funny, if you think about it.

NPR (and Obama) played the same game ("control fraud") on the health care issue. they completely excluded single payer from the 'debate". In fact, NPR acted as if single payer did not even exist. Obama admitted that it existed (at least on paper) but painted it as completely impractical (and thus undoable).

Anonymous said...

One crucial element of 'control fraud" is that the person in charge of the organization (usually the CEO) carefully controls who is hired (and fired) in order to create an atmosphere where there is little to no dissent.

the people who disagree are either fired or "encouraged" to leave.

Advantage in hiring (and renewal of contracts) is given to those who toe the official line (eg, on the use of the word "torture").

What you end up with, of course, is an organization focused on (obsessed with) 'controlling the debate" (and generating corporate dollars).

gopolganger said...

Anon,

I posted a partial transcript of an Interview with Larry Johnson about the capture and "interrogation" of KSM on TONT from 3/3/3 in the previous QTIPS. Mr. Johnson is a perfect exemplar of just such an organization: "Berg Associates, LLC," specializing in locating and recovering financial assets. You gotta wonder how many thousands of CIA front groups like this are out there.

Anonymous said...

Putting NPR into "receivership" might be a good way of addressing the current fraud that they are perpetrating on the public.

It should actually be a lot easier than in the case of the banks.

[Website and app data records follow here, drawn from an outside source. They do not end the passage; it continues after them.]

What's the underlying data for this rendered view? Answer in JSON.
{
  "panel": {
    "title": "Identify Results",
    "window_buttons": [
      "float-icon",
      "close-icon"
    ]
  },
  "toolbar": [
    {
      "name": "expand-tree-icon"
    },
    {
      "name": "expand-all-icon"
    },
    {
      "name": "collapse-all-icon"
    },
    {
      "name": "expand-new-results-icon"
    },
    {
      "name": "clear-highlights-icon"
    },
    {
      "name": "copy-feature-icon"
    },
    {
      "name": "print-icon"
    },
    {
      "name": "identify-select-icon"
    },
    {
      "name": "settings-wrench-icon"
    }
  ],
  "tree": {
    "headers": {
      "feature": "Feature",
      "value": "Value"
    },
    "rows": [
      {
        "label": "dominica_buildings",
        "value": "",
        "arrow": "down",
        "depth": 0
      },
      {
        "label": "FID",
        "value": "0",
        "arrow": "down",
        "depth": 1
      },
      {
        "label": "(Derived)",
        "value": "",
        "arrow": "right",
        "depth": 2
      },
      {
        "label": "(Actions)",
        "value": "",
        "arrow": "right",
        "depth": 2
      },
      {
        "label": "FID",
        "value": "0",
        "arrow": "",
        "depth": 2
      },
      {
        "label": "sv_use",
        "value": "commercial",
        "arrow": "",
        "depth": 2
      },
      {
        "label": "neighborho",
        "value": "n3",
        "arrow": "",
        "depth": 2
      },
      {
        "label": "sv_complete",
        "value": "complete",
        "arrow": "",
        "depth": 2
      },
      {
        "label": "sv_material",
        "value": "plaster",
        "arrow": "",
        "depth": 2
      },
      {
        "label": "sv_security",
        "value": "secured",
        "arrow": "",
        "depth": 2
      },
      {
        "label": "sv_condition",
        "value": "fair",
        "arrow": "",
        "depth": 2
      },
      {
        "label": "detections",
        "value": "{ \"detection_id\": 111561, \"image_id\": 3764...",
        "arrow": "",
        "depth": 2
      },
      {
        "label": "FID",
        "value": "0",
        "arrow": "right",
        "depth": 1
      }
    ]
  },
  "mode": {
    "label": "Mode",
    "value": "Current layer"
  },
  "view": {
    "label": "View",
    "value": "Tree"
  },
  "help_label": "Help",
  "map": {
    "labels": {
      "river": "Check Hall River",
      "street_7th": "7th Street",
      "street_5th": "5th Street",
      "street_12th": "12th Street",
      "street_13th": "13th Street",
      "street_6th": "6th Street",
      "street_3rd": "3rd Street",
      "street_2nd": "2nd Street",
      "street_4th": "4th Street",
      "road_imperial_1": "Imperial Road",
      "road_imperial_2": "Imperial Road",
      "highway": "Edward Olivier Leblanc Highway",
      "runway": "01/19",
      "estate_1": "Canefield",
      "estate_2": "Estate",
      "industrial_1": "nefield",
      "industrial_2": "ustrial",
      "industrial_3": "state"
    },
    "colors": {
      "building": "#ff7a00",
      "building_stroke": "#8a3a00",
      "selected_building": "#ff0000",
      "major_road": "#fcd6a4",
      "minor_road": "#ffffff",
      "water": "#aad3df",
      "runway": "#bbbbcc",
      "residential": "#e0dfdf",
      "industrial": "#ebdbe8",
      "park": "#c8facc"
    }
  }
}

My guess is that there is already some legal "clause" in the CPB charter that allows Congress to take control from the CEO and other management if they do things that violate that charter or even violate the law: eg, use public dollars to produce and disseminate propaganda (which is forbidden by nearly every budget bill passed by Congress.)

As in the case of banks, an individual or individuals might be appointed to oversee the receivership and be in charge of essentially "cleaning house", firing those individuals like the CEO who are violating NPR's charter as part of CPB. Taking NPR out of receivership could be predicated on NPR meeting a predetermined set of goals and standards for reporting. I suspect that a lot of these are already in place but are merely being ignored/violated.

Receivership for NPR would have the advantage that that it would not affect the viability of the member stations (which are truly public radio) and would leave the overall NPR organization intact.

I suspect that the main affect of such a receivership would be on personnel at NPR. ie, a lot of them would probably be pink slipped, or at least told to get their act together.

I suspect that there are probably some real journalists who would be VERY happy with such a receivership, relieved, in fact, that someone had finally done something to restore the integrity of NPR as a news organization.

Grimblebee said...

Two things from this morning's WESUN:

- Say WHAT? CDC guy tells Lianne (who's appropriately if mildly surprised) that pregnant women and children are NOT the high-risk groups for H1N1. That's not an NPR thing per se, but still -- WTF?!

- From the Department of Prudish Intros: Lianne introduces a story with such a strong warning that some may find it "explicit" and "offensive" that I was prepared for guts or flying body parts or internal organs or vampires or.... But no, it was about the closing of a prostitution loophole in RI. The most explicit words were "sexual" and "spa."

I think that warning might better have been applied to the H1N1 story, or the right wing yahoo from Hawaii or....

Anonymous said...

"My guess is that there is already some legal "clause" in the CPB charter that allows Congress to take control from the CEO and other management if they do things that violate that charter or even violate the law: eg, use public dollars to produce"

Take a look at other programs which were or had the potential to alter the situation of people. You can start with legal aid and end at ACORN. If NPR was truly a "progressive" voice it would have lost its funding decades ago.

edk